Task item:
Show, from the records below, all lines that contain the word "disk".

───

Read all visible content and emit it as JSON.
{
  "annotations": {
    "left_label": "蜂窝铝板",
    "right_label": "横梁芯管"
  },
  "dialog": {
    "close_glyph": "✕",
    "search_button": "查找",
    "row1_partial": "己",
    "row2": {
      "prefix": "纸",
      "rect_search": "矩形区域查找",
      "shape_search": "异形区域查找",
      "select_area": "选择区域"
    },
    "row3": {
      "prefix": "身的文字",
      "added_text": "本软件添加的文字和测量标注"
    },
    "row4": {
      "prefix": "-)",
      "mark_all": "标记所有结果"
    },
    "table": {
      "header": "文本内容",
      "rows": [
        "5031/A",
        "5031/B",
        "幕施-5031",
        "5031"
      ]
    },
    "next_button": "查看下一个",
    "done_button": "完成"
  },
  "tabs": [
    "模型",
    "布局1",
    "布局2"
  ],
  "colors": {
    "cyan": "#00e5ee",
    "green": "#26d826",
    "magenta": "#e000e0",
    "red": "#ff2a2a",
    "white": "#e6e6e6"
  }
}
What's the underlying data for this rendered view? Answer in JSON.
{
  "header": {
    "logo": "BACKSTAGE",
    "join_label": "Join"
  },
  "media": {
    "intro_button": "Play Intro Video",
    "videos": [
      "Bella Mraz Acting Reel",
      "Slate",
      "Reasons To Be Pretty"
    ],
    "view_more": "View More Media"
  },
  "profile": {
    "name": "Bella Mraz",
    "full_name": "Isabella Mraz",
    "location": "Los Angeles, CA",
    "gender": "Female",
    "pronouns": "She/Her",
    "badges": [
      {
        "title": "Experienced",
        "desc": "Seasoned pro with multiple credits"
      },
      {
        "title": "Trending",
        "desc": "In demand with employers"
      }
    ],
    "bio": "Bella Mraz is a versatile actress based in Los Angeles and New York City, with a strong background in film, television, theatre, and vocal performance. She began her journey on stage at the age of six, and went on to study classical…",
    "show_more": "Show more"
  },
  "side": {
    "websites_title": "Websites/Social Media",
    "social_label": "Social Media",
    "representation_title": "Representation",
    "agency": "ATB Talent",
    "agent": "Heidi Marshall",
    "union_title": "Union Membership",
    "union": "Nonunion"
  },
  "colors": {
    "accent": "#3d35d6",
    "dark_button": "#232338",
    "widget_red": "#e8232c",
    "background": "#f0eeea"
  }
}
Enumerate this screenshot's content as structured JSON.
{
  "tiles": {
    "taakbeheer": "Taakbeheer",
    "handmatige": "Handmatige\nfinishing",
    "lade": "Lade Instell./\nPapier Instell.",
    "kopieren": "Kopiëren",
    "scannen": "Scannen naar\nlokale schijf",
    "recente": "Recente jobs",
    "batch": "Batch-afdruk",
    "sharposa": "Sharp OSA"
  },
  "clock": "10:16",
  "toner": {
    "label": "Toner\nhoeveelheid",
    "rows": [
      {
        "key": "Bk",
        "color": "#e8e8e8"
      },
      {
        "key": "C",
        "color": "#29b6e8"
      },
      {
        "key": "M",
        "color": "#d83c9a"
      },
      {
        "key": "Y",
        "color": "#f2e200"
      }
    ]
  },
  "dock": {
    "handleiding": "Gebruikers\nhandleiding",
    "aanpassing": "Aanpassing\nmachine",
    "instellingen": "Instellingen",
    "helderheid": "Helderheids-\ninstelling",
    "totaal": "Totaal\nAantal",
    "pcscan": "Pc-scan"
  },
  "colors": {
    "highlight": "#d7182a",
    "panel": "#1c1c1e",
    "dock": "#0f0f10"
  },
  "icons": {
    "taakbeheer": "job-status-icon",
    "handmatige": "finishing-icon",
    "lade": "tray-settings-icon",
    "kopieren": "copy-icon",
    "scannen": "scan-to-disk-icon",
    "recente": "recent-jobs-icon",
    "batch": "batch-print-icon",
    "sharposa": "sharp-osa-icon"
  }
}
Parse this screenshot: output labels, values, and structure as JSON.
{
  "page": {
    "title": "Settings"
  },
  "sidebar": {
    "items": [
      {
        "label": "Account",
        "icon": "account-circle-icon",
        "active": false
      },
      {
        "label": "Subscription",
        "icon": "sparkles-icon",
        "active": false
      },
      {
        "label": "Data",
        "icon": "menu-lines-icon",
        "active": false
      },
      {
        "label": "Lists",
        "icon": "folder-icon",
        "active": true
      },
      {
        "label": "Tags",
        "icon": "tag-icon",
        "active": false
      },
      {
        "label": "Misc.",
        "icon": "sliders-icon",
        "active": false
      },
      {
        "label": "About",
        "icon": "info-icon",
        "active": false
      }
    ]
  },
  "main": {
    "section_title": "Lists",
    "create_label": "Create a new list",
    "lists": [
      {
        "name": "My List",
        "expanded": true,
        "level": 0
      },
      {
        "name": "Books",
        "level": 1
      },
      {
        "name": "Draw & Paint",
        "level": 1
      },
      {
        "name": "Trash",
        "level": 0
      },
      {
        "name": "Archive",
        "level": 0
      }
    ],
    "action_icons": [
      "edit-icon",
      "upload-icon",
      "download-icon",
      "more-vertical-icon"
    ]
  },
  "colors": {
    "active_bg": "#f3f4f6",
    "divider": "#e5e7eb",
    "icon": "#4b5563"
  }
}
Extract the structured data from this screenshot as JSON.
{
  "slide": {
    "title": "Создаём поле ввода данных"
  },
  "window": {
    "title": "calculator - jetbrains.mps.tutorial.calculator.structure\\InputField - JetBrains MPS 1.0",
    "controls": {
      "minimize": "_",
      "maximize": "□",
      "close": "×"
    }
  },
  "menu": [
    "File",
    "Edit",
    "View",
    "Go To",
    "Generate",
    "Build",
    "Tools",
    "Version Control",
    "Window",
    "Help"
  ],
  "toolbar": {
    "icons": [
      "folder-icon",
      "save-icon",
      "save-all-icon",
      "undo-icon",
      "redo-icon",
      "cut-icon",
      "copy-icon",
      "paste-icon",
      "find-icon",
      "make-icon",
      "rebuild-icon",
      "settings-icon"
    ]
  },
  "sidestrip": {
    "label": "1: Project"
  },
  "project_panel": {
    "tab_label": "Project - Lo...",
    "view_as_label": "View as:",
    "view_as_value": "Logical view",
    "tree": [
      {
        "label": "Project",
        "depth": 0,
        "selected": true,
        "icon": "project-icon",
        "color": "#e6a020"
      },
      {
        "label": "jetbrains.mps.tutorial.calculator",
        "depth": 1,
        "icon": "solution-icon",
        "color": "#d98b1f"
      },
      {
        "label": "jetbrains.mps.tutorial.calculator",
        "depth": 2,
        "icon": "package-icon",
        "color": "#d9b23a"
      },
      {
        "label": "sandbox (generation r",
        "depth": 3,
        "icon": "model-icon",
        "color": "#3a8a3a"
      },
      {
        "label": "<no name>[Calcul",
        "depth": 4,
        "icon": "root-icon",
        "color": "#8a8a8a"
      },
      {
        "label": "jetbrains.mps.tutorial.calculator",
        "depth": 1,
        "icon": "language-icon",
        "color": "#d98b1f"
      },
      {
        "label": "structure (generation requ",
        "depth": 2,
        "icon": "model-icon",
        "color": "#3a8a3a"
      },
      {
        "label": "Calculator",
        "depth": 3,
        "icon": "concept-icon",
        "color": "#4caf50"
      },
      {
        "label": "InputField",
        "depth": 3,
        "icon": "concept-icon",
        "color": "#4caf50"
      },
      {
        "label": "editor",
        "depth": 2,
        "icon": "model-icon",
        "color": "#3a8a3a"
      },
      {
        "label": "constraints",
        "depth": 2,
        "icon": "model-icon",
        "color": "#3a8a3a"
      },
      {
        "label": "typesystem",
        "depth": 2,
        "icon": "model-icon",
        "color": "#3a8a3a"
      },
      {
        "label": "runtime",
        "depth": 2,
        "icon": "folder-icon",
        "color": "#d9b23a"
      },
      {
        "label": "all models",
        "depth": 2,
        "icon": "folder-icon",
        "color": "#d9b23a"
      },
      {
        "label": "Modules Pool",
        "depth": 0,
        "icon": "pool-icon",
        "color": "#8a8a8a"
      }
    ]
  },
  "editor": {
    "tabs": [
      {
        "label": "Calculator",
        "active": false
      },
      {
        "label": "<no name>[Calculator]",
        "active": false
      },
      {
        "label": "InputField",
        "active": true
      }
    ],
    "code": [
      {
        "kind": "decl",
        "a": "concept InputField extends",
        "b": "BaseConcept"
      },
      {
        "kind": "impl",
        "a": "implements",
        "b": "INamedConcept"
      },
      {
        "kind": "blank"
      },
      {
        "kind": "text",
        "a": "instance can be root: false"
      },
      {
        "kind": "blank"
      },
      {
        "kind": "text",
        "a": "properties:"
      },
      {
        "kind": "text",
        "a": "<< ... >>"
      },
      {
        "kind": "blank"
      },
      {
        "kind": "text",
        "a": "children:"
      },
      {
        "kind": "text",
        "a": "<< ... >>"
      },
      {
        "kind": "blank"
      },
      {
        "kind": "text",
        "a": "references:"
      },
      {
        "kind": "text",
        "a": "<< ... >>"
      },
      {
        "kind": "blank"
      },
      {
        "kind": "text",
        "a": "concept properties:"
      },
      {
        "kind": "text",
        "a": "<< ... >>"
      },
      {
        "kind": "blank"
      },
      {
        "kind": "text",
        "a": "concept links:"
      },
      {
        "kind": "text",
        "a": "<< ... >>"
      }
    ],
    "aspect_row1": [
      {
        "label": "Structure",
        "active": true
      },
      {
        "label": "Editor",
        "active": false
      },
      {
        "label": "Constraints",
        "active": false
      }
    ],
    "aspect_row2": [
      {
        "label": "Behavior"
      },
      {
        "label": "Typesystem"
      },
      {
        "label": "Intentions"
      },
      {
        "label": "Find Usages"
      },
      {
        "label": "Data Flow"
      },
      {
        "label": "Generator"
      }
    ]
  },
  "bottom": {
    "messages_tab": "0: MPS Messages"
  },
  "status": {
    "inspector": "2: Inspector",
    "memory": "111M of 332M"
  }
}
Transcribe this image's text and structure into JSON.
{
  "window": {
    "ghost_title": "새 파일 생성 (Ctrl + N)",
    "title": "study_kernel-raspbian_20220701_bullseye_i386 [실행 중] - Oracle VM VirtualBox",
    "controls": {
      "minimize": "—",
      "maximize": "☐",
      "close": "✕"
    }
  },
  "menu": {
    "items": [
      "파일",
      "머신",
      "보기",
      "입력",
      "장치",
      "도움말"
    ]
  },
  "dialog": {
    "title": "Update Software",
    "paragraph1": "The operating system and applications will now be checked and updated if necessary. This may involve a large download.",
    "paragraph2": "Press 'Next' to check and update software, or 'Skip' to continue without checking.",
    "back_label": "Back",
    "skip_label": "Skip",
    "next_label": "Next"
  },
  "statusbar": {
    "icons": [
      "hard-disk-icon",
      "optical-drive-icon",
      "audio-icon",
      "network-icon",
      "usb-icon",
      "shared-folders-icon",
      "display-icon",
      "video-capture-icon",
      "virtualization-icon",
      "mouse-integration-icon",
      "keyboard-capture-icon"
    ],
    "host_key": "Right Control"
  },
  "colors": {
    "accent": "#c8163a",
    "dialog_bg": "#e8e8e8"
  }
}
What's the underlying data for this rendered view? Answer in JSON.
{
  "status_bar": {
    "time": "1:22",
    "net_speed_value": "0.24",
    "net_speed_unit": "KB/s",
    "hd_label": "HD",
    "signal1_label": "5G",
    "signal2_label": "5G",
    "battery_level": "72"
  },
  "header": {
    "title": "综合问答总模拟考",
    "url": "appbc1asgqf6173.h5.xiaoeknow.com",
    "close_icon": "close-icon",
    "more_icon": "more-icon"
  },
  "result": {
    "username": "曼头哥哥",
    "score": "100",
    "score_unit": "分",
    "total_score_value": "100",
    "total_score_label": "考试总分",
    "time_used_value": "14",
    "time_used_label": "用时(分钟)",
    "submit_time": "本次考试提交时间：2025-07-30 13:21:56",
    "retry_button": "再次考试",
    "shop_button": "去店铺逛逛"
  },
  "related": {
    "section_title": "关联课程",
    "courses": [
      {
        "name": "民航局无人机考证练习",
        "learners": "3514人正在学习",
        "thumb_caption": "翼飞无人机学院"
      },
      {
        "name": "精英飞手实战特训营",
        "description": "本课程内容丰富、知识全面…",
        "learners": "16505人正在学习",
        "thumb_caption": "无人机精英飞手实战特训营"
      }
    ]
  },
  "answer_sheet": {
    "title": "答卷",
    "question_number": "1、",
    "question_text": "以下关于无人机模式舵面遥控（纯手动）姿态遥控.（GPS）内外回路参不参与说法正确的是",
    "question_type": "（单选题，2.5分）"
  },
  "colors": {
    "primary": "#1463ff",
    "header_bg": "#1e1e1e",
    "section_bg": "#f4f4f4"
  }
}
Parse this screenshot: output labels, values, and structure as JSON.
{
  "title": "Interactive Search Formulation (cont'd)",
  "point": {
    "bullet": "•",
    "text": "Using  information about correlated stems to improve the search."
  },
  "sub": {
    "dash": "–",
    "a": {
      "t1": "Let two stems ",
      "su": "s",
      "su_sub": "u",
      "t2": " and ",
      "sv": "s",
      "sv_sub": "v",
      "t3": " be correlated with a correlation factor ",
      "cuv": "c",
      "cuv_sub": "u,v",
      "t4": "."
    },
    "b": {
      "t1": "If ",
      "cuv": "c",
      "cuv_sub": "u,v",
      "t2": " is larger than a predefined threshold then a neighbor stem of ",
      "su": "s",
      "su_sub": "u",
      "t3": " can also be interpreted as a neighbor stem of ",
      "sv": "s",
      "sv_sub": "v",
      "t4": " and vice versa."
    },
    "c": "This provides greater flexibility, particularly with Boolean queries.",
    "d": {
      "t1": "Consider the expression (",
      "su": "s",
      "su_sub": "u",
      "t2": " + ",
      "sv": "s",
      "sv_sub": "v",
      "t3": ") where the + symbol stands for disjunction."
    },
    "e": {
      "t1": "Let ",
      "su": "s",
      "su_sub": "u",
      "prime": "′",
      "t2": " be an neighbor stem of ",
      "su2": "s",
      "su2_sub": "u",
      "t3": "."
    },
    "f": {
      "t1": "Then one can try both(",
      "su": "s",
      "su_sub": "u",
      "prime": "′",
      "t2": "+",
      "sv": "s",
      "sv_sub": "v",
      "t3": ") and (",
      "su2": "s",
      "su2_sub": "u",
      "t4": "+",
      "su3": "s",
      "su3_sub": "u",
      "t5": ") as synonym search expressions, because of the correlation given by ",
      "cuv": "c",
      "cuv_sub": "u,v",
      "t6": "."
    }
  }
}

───

Exercise output:
    "scannen": "scan-to-disk-icon",
      "hard-disk-icon",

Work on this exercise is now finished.